Projector Throw Distance Calculator
If you are looking for the older calculator you can use it here.
Select the projector you want:
(for multiple languages, see Projection Calculator Classic)
To find ALL projectors that meet your throw distance needs, search the Projector Database with your desired screen size and throw distance.
How far do you put a projector from the screen?
A projector's distance from a screen and the size of the image it produces are proportional to each other based on the optics of the lens. As you increase the distance between the projector and a screen the image will also increase. If your projector has a zoom lens, the lens can be adjusted to change the size of the screen image without changing the distance of the projector. Since each projector lens is different, an online projection calculator tool will help you calculate the size of an image on a screen relative to how far the projector is placed from screen.
What is a throw ratio for a projector?
For any given projector, the width of the image (W) relative to the throw distance (D) is know as the throw ratio D/W or distance over width. So for example, the most common projector throw ratio is 2.0. This means that for each foot of image width, the projector needs to be 2 feet away or D/W = 2/1 = 2.0. So if I'm using a projector with a throw ratio of 2.0 and I have an image width of 5 feet, then my throw distance must be 10 feet. So the throw ratio is a simple formula that let's you easily compute throw distance or image width given that you know one of these measurements.
What is considered a short throw projector?
A short throw projector is a projector with a lens that has a throw ratio of 0.4 (distance/width) or less. These projectors are ideal for rear screen applications where the area behind the screen is limited, or for a wall mounted application where the projector will be mounted within 1 or 2 feet from the screen.

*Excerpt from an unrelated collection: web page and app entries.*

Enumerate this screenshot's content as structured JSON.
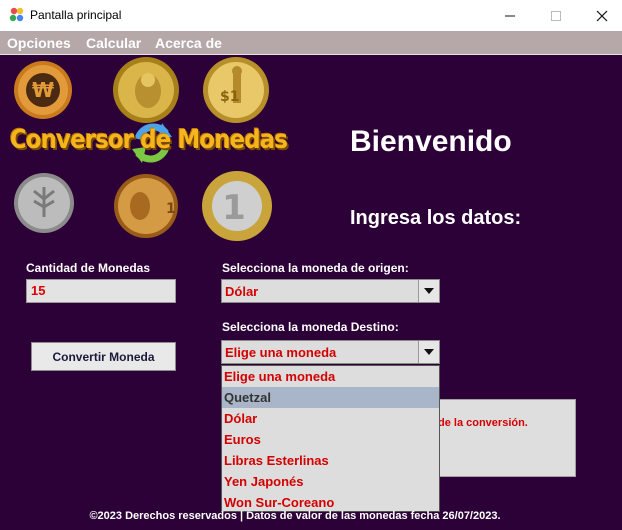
{
  "window": {
    "title": "Pantalla principal"
  },
  "menu": {
    "options": "Opciones",
    "calculate": "Calcular",
    "about": "Acerca de"
  },
  "brand": {
    "line": "Conversor de Monedas"
  },
  "welcome": "Bienvenido",
  "subtitle": "Ingresa los datos:",
  "amount": {
    "label": "Cantidad de Monedas",
    "value": "15"
  },
  "origin": {
    "label": "Selecciona la moneda de origen:",
    "selected": "Dólar"
  },
  "destination": {
    "label": "Selecciona la moneda Destino:",
    "selected": "Elige una moneda",
    "options": [
      "Elige una moneda",
      "Quetzal",
      "Dólar",
      "Euros",
      "Libras Esterlinas",
      "Yen Japonés",
      "Won Sur-Coreano"
    ],
    "highlighted": "Quetzal"
  },
  "convert_button": "Convertir Moneda",
  "result_fragment": "de la conversión.",
  "footer": "©2023 Derechos reservados | Datos de valor de las monedas fecha 26/07/2023.",
  "coins": [
    "won-coin",
    "pound-coin",
    "dollar-coin",
    "yen-coin",
    "one-coin",
    "euro-coin"
  ],
  "colors": {
    "background": "#2c0137",
    "menubar": "#b6a8a8",
    "accent_red": "#d40000",
    "brand_gold": "#f6b51c"
  }
}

The goal of these projectors is to produce as large of an image within the shortest amount of space between the projector and the screen.